(Dataset records)
※

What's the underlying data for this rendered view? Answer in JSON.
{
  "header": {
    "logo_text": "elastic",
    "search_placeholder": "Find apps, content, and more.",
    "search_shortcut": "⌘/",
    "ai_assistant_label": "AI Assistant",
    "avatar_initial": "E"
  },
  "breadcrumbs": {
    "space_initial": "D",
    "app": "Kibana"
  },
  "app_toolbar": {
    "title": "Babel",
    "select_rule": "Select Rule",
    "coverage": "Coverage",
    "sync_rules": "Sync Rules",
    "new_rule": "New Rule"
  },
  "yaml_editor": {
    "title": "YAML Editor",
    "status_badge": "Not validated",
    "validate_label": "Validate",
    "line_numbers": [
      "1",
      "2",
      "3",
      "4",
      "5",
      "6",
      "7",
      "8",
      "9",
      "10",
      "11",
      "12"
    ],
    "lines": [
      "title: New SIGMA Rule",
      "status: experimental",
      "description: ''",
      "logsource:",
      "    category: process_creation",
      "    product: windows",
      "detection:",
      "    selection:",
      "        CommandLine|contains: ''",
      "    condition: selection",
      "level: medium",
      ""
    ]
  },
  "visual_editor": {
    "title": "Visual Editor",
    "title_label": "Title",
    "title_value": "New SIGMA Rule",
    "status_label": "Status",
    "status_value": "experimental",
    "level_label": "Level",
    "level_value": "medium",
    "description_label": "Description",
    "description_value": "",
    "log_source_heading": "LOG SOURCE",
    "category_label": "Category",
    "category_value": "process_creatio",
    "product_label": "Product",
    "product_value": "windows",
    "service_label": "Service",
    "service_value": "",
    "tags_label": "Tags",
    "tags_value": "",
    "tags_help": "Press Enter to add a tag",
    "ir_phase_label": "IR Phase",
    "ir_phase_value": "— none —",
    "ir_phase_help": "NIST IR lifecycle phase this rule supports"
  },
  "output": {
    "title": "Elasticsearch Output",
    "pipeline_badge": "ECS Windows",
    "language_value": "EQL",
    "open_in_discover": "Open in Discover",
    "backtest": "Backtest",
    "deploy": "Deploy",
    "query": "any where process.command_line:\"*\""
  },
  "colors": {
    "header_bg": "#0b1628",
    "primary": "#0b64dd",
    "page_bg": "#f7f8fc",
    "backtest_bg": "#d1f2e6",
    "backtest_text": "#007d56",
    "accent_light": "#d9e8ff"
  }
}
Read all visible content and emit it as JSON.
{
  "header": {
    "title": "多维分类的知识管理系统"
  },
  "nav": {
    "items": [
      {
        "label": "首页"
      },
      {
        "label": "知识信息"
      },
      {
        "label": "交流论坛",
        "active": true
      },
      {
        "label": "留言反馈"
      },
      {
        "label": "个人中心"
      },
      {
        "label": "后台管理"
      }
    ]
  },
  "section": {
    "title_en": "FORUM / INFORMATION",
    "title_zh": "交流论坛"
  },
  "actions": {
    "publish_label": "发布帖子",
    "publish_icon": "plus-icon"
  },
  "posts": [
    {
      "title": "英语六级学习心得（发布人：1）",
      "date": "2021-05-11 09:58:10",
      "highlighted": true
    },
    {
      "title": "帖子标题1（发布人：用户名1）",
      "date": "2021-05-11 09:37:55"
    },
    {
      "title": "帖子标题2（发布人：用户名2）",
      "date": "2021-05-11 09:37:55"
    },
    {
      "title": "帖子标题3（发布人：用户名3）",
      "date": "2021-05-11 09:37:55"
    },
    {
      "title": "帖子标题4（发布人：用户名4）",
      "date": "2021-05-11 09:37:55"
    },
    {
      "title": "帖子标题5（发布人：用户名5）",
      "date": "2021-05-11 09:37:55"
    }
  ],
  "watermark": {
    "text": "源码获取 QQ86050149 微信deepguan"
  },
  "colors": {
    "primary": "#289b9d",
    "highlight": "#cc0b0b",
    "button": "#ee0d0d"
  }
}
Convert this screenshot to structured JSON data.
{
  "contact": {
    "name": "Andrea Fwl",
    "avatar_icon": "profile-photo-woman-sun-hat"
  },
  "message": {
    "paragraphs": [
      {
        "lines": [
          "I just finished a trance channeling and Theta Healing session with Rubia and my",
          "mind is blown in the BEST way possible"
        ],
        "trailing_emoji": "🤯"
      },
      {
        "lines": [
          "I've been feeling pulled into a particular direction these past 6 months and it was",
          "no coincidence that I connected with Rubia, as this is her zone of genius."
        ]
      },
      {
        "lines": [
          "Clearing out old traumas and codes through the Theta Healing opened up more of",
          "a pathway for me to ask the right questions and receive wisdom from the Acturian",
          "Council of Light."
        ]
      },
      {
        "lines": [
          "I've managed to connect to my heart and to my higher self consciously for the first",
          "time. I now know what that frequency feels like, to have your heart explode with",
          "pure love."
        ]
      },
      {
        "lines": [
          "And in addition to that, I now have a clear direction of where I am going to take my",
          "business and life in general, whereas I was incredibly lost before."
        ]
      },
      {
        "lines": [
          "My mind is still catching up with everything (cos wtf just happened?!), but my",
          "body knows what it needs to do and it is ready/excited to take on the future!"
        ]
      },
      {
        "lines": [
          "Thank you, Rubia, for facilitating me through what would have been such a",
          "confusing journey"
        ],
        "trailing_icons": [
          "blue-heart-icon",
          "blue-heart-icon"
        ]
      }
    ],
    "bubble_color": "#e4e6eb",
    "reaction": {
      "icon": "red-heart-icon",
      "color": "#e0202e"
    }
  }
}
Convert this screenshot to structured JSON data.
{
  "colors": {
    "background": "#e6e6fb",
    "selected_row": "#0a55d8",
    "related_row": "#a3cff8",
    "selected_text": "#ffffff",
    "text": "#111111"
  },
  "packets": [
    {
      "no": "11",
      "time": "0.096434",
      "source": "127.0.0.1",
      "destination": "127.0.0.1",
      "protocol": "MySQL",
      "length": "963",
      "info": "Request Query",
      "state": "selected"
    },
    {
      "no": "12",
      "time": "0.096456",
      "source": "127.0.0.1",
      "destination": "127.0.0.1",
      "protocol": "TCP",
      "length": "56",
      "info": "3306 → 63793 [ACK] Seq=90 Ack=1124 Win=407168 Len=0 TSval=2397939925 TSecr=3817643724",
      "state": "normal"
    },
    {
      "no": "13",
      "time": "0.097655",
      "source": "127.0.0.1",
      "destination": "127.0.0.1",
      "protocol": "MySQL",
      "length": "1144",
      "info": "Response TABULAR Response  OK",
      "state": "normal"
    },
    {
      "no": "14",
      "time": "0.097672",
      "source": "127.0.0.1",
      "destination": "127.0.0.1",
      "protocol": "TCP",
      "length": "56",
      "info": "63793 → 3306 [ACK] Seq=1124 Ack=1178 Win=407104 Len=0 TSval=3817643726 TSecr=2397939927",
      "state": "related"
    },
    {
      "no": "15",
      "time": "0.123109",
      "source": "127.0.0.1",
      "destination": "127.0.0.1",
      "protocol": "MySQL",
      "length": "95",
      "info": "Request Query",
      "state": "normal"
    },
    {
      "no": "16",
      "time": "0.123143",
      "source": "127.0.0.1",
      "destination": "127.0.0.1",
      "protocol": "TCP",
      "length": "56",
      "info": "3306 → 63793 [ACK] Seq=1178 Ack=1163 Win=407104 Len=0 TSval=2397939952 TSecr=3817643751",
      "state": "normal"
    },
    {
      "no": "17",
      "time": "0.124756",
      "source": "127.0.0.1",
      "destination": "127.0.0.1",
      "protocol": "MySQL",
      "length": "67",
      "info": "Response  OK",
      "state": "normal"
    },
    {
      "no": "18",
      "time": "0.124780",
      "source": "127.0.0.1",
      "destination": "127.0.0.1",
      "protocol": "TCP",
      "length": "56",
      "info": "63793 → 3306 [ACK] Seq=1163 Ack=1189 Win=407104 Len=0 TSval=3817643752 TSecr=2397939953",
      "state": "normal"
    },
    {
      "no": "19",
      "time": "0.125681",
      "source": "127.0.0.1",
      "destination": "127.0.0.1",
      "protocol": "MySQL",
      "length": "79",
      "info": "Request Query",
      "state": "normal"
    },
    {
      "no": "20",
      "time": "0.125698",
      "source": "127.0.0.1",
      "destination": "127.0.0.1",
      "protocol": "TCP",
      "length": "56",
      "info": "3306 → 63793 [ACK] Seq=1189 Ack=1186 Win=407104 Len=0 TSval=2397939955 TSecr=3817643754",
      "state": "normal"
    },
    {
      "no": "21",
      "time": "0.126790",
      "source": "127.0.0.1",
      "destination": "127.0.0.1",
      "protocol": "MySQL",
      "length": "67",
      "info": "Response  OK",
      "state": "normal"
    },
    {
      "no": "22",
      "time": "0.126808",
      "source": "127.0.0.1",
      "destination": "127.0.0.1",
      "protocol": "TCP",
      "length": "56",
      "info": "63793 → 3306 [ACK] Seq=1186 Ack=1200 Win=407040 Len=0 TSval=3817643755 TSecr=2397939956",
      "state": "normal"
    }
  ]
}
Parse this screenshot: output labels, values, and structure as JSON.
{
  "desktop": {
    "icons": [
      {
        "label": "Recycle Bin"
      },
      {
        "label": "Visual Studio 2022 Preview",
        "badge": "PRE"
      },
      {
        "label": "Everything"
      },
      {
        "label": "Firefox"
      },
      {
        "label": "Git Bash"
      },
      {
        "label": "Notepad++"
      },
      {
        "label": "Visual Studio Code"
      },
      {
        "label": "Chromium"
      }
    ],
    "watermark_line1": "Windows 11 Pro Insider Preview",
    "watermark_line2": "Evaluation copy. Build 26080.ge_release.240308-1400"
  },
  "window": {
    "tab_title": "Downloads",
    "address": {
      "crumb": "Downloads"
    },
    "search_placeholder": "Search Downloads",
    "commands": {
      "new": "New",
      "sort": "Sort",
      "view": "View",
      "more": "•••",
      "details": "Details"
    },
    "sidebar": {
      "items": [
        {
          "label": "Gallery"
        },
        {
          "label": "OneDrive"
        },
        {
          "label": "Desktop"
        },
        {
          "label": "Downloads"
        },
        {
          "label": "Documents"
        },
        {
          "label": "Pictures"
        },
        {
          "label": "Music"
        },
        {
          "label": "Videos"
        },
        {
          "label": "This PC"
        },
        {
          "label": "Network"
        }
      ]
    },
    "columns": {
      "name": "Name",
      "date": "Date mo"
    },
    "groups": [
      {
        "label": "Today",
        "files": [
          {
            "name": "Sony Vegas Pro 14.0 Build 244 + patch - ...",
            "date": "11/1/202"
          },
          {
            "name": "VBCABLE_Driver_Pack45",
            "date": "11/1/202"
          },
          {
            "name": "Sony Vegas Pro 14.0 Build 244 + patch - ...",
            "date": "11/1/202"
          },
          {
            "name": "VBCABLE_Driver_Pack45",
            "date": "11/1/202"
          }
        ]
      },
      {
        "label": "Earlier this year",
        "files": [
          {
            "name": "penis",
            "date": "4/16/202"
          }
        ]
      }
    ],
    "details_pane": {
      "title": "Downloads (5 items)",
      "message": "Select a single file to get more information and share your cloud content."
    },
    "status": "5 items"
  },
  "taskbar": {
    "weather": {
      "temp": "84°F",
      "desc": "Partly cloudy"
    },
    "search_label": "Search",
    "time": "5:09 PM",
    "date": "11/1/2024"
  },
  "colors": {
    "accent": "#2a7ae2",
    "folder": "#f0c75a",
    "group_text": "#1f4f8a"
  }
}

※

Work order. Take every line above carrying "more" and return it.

Exercise response.
    "search_placeholder": "Find apps, content, and more.",
          "Clearing out old traumas and codes through the Theta Healing opened up more of",
      "more": "•••",
      "message": "Select a single file to get more information and share your cloud content."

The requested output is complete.